Which has been your favourite consultancy project to date and why?
My favourite project was working with the Nordic Hotels & Resorts team on the launch of Amerikalinjen in Oslo because it has a great story! I wrote its book and I learnt so much about Norwegian history at the same time.
What’s next for you? Can you share details of any exciting forthcoming projects?
I am very excited for the launch of Sommerro, a new hotel due to open in Oslo in 2022. The hotel is housed in the former headquarters of Oslo Lysverker, the city’s original electrical company, which has been transformed into a community in its own right, with 231 rooms, four restaurants, three bars, meetings and events spaces – including a 200-seat theatre – a sprawling subterranean gym and wellness space in the building’s former public baths, and the city’s first rooftop pool, sauna and terrace.
Is there anywhere in the world you haven’t yet visited and would love to do so?
Oh, so many places! Antarctica, for one. Mongolia, Madagascar, The Galapagos Islands…
Everyone has their own interpretation of luxury. What does it mean to you?
Luxury, for me, is being able to travel freely
What is your life motto (if you have one?)

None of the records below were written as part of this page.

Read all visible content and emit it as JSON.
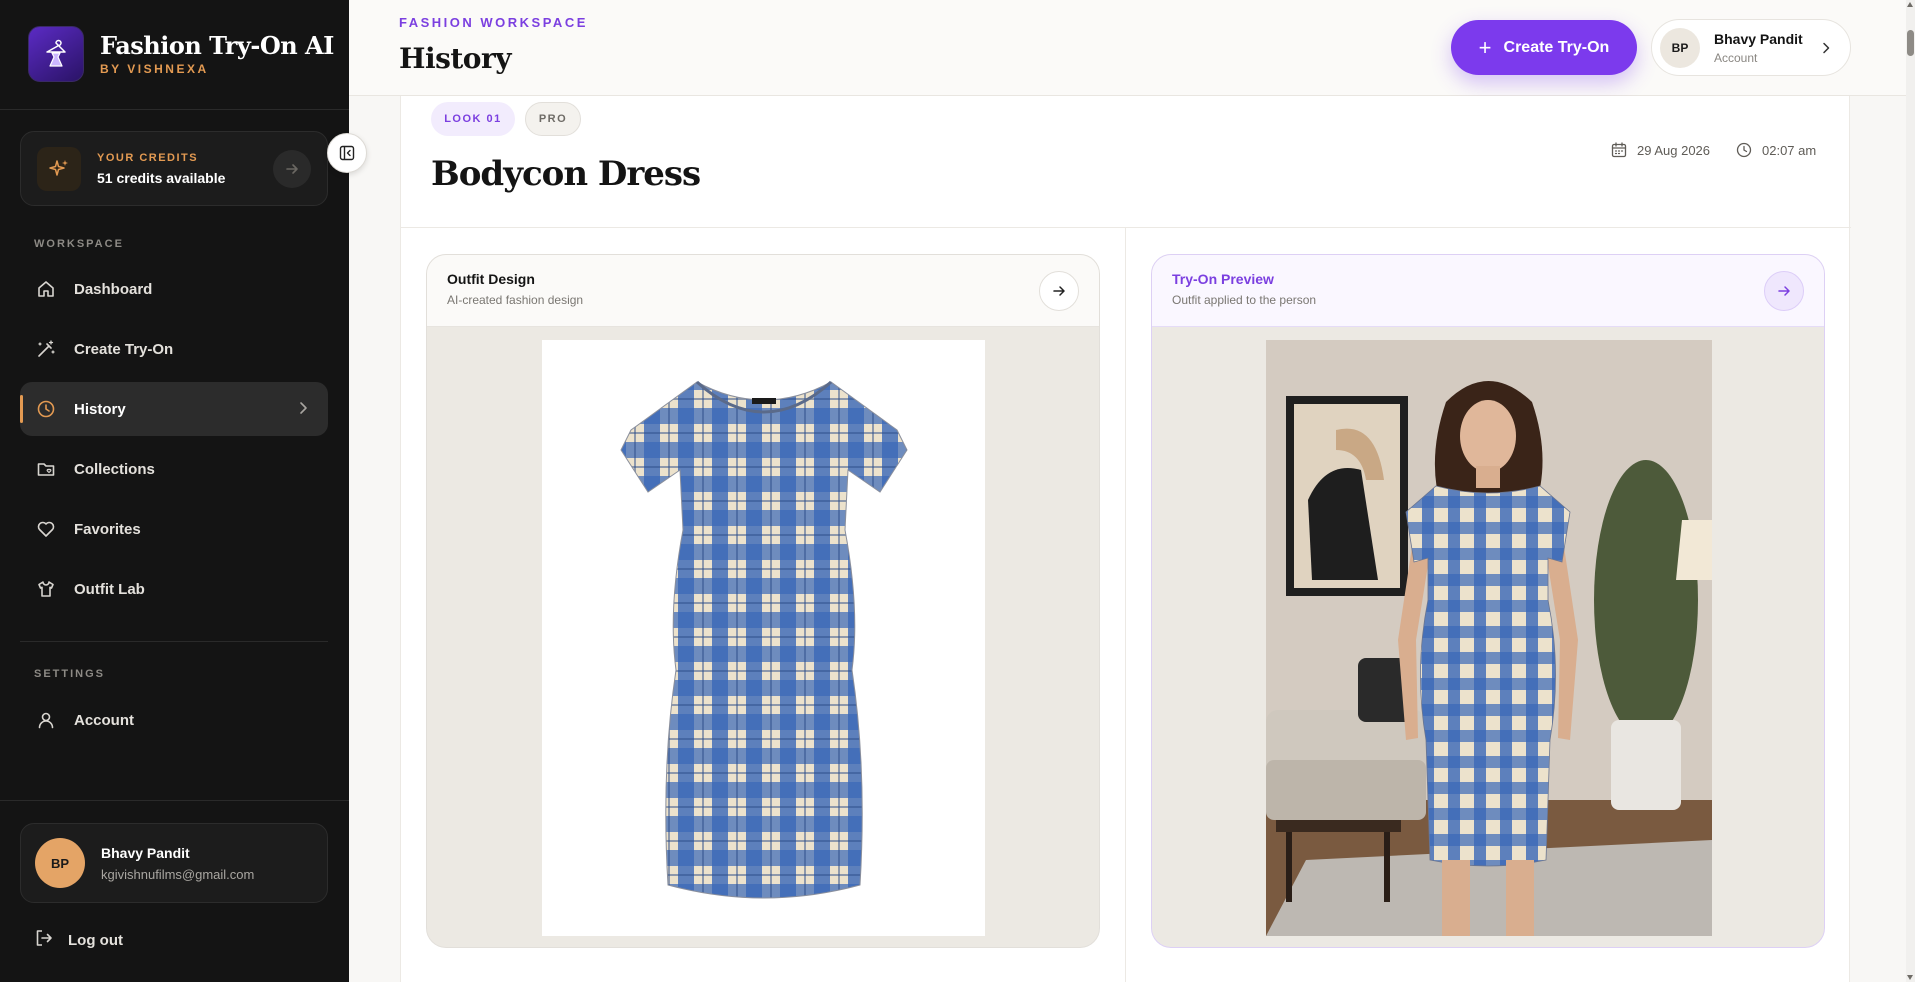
{
  "brand": {
    "title": "Fashion Try-On AI",
    "subtitle": "BY VISHNEXA",
    "logo_icon": "dress-hanger-icon"
  },
  "credits": {
    "label": "YOUR CREDITS",
    "value": "51 credits available",
    "icon": "sparkle-icon"
  },
  "sidebar": {
    "workspace_label": "WORKSPACE",
    "settings_label": "SETTINGS",
    "items": [
      {
        "label": "Dashboard",
        "icon": "home-icon"
      },
      {
        "label": "Create Try-On",
        "icon": "magic-wand-icon"
      },
      {
        "label": "History",
        "icon": "clock-icon",
        "active": true
      },
      {
        "label": "Collections",
        "icon": "folder-icon"
      },
      {
        "label": "Favorites",
        "icon": "heart-icon"
      },
      {
        "label": "Outfit Lab",
        "icon": "shirt-icon"
      }
    ],
    "settings_items": [
      {
        "label": "Account",
        "icon": "user-icon"
      }
    ]
  },
  "user": {
    "initials": "BP",
    "name": "Bhavy Pandit",
    "email": "kgivishnufilms@gmail.com"
  },
  "logout": {
    "label": "Log out",
    "icon": "logout-icon"
  },
  "header": {
    "eyebrow": "FASHION WORKSPACE",
    "title": "History",
    "create_button": "Create Try-On",
    "account": {
      "initials": "BP",
      "name": "Bhavy Pandit",
      "sub": "Account"
    }
  },
  "look": {
    "tag": "LOOK 01",
    "tier": "PRO",
    "title": "Bodycon Dress",
    "date": "29 Aug 2026",
    "time": "02:07 am"
  },
  "panels": {
    "design": {
      "title": "Outfit Design",
      "subtitle": "AI-created fashion design"
    },
    "preview": {
      "title": "Try-On Preview",
      "subtitle": "Outfit applied to the person"
    }
  },
  "colors": {
    "accent": "#7c3aed",
    "brand_orange": "#e39a52",
    "sidebar_bg": "#141414",
    "plaid_blue": "#3968b8",
    "plaid_cream": "#ece2cc"
  }
}
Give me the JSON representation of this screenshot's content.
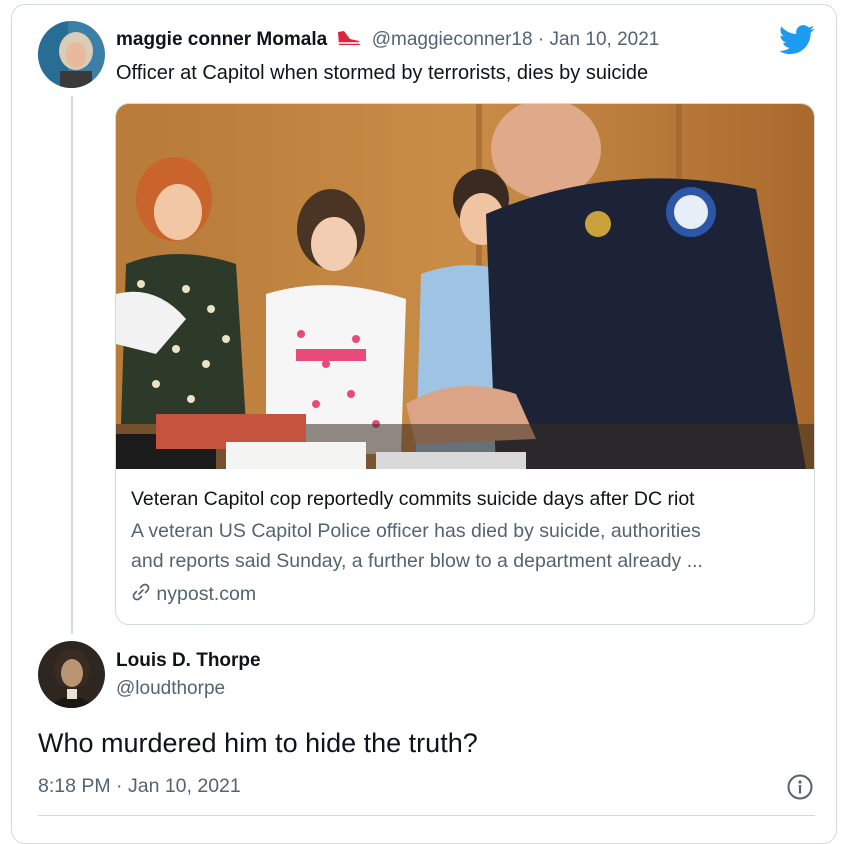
{
  "tweet": {
    "author_name": "maggie conner Momala",
    "author_handle": "@maggieconner18",
    "separator": "·",
    "date": "Jan 10, 2021",
    "text": "Officer at Capitol when stormed by terrorists, dies by suicide",
    "name_badge_icon": "sneaker-icon",
    "logo_icon": "twitter-bird-icon",
    "accent_color": "#1d9bf0"
  },
  "link_card": {
    "image_description_icon": "news-photo",
    "title": "Veteran Capitol cop reportedly commits suicide days after DC riot",
    "description_line1": "A veteran US Capitol Police officer has died by suicide, authorities",
    "description_line2": "and reports said Sunday, a further blow to a department already ...",
    "domain": "nypost.com",
    "domain_icon": "link-icon"
  },
  "reply": {
    "author_name": "Louis D. Thorpe",
    "author_handle": "@loudthorpe",
    "text": "Who murdered him to hide the truth?",
    "time": "8:18 PM",
    "separator": "·",
    "date": "Jan 10, 2021",
    "info_icon": "info-icon"
  }
}
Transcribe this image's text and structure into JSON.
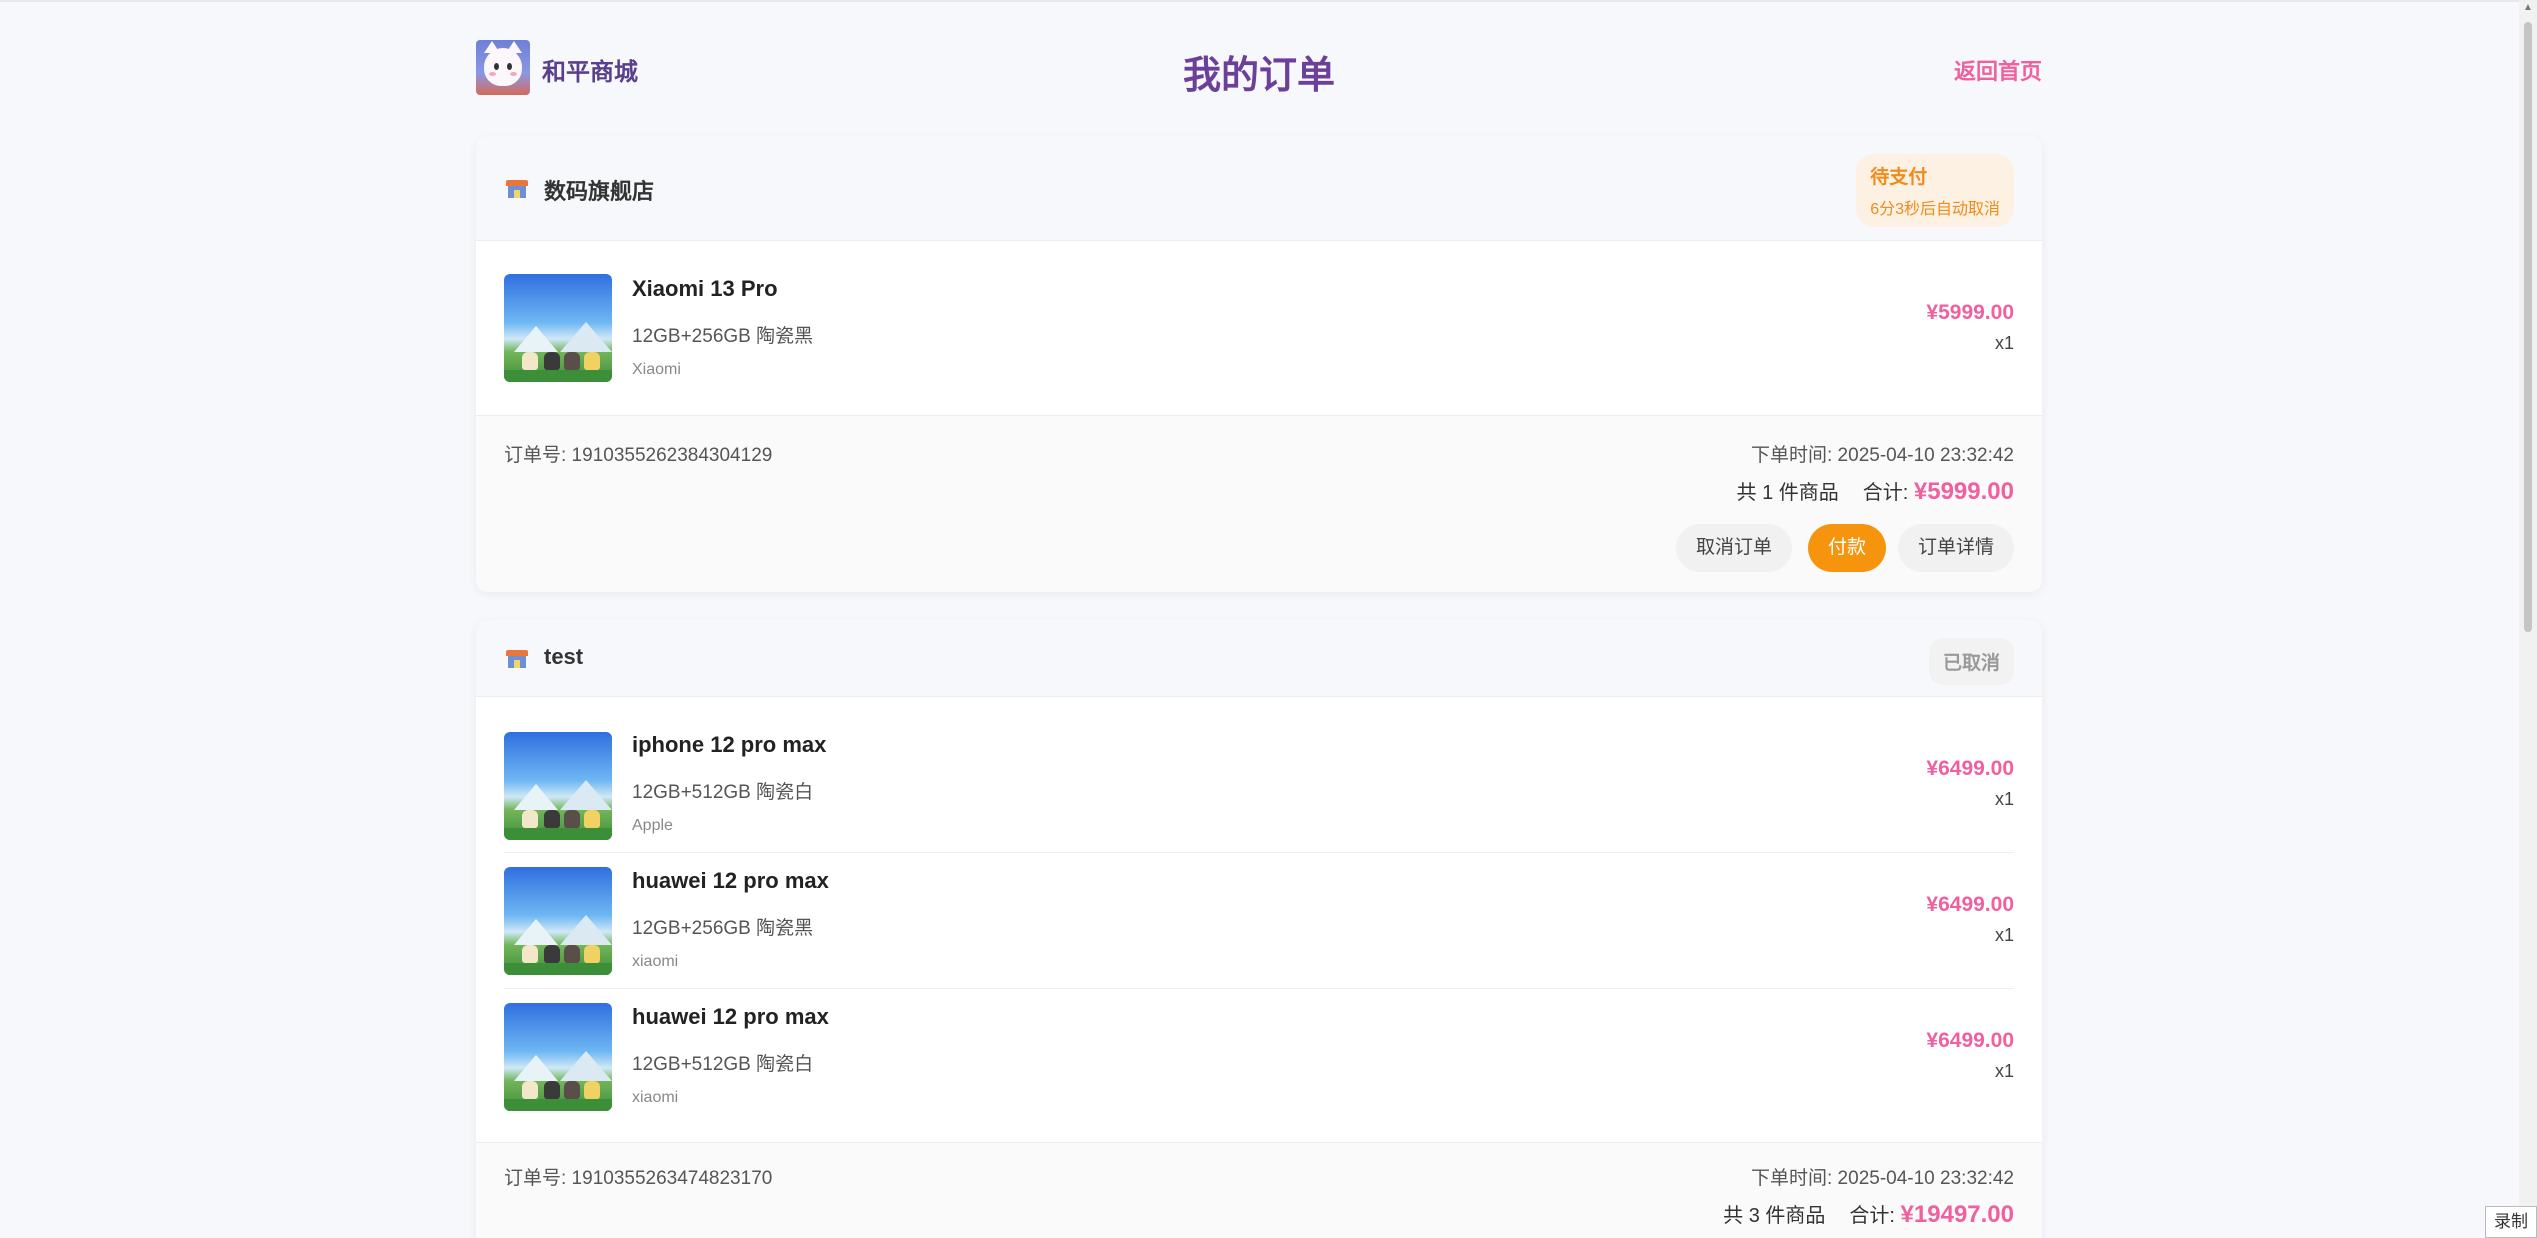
{
  "header": {
    "brand": "和平商城",
    "title": "我的订单",
    "home_link": "返回首页"
  },
  "orders": [
    {
      "store": "数码旗舰店",
      "status": "待支付",
      "countdown": "6分3秒后自动取消",
      "items": [
        {
          "name": "Xiaomi 13 Pro",
          "spec": "12GB+256GB 陶瓷黑",
          "brand": "Xiaomi",
          "price": "¥5999.00",
          "qty": "x1"
        }
      ],
      "order_no": "订单号: 1910355262384304129",
      "order_time": "下单时间: 2025-04-10 23:32:42",
      "count_text": "共 1 件商品",
      "total_label": "合计:",
      "total": "¥5999.00",
      "buttons": {
        "cancel": "取消订单",
        "pay": "付款",
        "detail": "订单详情"
      }
    },
    {
      "store": "test",
      "status": "已取消",
      "items": [
        {
          "name": "iphone 12 pro max",
          "spec": "12GB+512GB 陶瓷白",
          "brand": "Apple",
          "price": "¥6499.00",
          "qty": "x1"
        },
        {
          "name": "huawei 12 pro max",
          "spec": "12GB+256GB 陶瓷黑",
          "brand": "xiaomi",
          "price": "¥6499.00",
          "qty": "x1"
        },
        {
          "name": "huawei 12 pro max",
          "spec": "12GB+512GB 陶瓷白",
          "brand": "xiaomi",
          "price": "¥6499.00",
          "qty": "x1"
        }
      ],
      "order_no": "订单号: 1910355263474823170",
      "order_time": "下单时间: 2025-04-10 23:32:42",
      "count_text": "共 3 件商品",
      "total_label": "合计:",
      "total": "¥19497.00"
    }
  ],
  "record_badge": "录制",
  "colors": {
    "accent": "#f0609e",
    "title": "#6b3f9a",
    "pay": "#f6950d",
    "pending": "#f08a1a"
  }
}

Live your best life according to yourself, only.
Find out more about Lauren over on her website www.laurenho.com